*** Block opens ***

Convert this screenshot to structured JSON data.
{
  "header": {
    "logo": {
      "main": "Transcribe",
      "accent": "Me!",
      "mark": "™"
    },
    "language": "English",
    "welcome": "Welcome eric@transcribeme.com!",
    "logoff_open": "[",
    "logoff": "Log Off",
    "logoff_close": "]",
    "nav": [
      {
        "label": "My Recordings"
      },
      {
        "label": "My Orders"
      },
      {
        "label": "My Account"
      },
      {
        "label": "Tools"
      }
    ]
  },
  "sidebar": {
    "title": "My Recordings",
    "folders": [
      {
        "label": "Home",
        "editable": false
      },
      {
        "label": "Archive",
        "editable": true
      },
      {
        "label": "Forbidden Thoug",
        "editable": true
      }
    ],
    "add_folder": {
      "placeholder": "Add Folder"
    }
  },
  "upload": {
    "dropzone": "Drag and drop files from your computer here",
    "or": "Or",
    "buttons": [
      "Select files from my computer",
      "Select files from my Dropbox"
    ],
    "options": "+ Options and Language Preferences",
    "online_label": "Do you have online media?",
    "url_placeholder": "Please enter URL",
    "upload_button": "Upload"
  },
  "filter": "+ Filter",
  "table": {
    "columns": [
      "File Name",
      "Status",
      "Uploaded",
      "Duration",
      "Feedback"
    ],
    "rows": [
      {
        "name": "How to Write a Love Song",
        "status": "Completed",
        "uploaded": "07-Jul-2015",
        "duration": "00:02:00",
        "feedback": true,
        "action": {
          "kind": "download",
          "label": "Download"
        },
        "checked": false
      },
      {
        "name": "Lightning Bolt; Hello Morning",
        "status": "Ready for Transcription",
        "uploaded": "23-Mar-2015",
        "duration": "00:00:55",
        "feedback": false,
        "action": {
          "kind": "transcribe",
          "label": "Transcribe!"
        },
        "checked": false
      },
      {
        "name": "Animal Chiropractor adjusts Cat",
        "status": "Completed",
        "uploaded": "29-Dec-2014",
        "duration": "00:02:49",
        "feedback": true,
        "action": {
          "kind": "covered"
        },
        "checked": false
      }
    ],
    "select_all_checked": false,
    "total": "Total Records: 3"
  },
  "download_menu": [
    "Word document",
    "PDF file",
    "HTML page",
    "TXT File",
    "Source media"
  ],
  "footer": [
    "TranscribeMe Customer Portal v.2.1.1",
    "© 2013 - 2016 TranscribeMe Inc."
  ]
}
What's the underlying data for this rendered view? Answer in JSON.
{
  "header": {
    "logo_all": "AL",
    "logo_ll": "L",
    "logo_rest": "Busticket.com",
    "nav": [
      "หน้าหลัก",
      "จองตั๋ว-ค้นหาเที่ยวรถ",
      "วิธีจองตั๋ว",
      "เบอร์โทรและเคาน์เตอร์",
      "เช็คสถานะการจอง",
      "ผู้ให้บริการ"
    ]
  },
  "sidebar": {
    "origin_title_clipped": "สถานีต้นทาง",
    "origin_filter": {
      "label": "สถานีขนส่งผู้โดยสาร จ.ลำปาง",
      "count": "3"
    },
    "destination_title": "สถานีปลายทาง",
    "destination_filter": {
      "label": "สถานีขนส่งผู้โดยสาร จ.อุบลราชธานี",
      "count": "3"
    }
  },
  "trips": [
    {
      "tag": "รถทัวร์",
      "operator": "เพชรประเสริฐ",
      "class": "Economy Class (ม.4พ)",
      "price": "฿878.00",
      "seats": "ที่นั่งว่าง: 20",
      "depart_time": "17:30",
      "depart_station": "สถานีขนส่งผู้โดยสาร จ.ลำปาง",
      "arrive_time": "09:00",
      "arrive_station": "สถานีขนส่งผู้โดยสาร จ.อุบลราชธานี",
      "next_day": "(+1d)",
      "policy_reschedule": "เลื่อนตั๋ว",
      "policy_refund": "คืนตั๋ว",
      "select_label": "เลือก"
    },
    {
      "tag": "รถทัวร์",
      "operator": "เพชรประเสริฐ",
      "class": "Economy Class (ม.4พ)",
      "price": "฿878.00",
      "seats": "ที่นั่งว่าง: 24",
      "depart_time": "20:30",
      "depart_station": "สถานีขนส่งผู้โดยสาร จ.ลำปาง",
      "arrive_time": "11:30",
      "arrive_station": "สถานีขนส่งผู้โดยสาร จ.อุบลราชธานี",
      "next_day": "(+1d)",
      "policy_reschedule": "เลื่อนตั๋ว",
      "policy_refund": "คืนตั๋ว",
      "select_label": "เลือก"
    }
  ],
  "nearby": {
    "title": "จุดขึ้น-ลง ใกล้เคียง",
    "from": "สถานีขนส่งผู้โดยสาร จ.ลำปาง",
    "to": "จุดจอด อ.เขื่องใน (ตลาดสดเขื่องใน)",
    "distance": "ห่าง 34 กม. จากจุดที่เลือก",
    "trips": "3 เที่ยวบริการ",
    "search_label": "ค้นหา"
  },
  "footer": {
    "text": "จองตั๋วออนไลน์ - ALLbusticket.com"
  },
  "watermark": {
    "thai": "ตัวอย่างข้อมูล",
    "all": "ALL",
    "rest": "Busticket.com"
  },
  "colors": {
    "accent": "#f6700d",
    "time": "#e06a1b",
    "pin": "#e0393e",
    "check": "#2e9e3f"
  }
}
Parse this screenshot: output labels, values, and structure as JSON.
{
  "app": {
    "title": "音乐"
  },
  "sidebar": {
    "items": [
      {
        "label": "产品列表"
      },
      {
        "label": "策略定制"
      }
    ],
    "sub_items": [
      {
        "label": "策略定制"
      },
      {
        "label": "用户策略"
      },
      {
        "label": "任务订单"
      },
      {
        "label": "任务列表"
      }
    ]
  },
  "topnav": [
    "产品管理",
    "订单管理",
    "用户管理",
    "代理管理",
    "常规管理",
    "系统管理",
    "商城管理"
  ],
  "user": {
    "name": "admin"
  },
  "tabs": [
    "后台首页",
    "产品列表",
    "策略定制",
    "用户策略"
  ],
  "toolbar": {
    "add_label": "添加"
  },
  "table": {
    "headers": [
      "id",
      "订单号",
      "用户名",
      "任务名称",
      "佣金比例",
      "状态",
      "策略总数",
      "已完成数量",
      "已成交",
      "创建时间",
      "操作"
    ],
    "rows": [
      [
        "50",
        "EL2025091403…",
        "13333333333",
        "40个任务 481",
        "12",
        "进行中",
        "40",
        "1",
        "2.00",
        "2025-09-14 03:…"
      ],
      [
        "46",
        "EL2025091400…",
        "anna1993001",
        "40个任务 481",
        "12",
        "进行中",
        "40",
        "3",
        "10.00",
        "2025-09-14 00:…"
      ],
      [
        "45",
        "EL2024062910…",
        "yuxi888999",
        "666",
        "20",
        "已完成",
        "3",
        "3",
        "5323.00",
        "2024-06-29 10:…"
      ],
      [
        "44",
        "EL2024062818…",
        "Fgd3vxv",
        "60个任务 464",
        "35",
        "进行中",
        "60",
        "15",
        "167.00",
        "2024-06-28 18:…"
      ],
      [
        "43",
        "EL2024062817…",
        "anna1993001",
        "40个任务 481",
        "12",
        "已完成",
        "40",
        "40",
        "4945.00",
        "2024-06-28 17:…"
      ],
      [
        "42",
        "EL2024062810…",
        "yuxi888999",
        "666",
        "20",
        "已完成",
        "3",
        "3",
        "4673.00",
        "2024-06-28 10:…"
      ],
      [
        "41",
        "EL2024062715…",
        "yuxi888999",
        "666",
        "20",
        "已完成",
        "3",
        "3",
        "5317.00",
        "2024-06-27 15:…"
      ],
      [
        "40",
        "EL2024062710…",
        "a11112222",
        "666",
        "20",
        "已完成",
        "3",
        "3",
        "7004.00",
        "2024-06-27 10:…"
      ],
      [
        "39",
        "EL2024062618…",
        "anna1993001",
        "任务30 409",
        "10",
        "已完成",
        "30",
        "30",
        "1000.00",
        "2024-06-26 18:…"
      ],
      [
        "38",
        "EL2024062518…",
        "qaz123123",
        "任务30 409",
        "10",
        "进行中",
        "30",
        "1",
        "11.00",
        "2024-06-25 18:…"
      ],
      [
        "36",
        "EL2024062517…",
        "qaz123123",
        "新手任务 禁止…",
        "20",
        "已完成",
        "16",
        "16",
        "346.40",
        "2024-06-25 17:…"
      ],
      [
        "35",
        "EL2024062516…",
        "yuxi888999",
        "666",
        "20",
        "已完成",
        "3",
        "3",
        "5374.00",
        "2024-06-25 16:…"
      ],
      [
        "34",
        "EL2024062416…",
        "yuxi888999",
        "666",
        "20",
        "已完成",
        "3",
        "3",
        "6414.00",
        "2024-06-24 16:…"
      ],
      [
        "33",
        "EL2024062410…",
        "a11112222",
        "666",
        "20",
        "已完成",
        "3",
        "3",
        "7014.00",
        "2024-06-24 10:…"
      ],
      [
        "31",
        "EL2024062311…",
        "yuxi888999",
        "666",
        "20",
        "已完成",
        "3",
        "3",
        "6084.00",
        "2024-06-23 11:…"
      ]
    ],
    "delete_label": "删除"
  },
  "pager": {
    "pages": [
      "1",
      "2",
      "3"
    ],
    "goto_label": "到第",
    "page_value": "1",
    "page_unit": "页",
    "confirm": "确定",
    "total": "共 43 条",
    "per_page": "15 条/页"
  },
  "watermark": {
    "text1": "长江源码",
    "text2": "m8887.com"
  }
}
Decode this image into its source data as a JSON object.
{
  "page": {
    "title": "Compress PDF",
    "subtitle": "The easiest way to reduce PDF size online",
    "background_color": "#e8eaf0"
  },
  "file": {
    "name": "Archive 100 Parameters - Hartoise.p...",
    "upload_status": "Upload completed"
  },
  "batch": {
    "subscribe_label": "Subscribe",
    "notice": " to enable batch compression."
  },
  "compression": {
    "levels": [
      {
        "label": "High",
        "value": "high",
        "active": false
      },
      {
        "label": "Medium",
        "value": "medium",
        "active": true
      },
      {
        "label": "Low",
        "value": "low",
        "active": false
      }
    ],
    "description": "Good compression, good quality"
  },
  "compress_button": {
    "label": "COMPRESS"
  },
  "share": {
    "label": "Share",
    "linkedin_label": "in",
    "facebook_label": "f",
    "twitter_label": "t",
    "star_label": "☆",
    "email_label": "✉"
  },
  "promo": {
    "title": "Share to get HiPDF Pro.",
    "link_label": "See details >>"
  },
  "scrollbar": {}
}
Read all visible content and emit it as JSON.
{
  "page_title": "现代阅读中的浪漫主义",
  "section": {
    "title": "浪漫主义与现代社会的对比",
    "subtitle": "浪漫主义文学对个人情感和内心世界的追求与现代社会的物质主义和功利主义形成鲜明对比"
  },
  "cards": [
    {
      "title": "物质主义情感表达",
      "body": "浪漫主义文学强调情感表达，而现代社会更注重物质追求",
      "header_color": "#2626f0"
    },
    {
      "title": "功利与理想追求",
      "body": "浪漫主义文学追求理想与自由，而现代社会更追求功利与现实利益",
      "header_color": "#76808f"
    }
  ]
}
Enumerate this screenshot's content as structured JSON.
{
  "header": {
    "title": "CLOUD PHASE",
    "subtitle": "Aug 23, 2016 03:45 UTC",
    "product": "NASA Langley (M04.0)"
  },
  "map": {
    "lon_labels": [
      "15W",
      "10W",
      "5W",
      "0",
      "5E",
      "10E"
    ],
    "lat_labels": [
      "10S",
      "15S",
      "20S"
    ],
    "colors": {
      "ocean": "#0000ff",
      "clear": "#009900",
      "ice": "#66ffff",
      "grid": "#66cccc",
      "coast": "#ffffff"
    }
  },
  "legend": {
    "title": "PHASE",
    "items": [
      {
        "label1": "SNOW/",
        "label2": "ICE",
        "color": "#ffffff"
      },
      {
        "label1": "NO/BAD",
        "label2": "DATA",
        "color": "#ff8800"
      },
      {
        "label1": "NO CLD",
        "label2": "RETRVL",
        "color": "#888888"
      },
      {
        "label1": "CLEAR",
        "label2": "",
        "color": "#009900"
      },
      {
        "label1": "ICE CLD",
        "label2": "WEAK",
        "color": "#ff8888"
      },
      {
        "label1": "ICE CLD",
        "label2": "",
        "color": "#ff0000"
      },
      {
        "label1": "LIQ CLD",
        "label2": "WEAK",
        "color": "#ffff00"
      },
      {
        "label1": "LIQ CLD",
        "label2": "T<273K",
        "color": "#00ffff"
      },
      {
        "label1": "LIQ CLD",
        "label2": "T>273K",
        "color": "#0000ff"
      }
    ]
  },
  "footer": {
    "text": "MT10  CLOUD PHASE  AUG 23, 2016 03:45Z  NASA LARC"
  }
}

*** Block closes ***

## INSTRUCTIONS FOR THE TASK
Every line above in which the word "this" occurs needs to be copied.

## EXPECTED OUTPUT
Convert this screenshot to structured JSON data.
What's the underlying data for this rendered view? Answer in JSON.
Parse this screenshot: output labels, values, and structure as JSON.
Decode this image into its source data as a JSON object.
Enumerate this screenshot's content as structured JSON.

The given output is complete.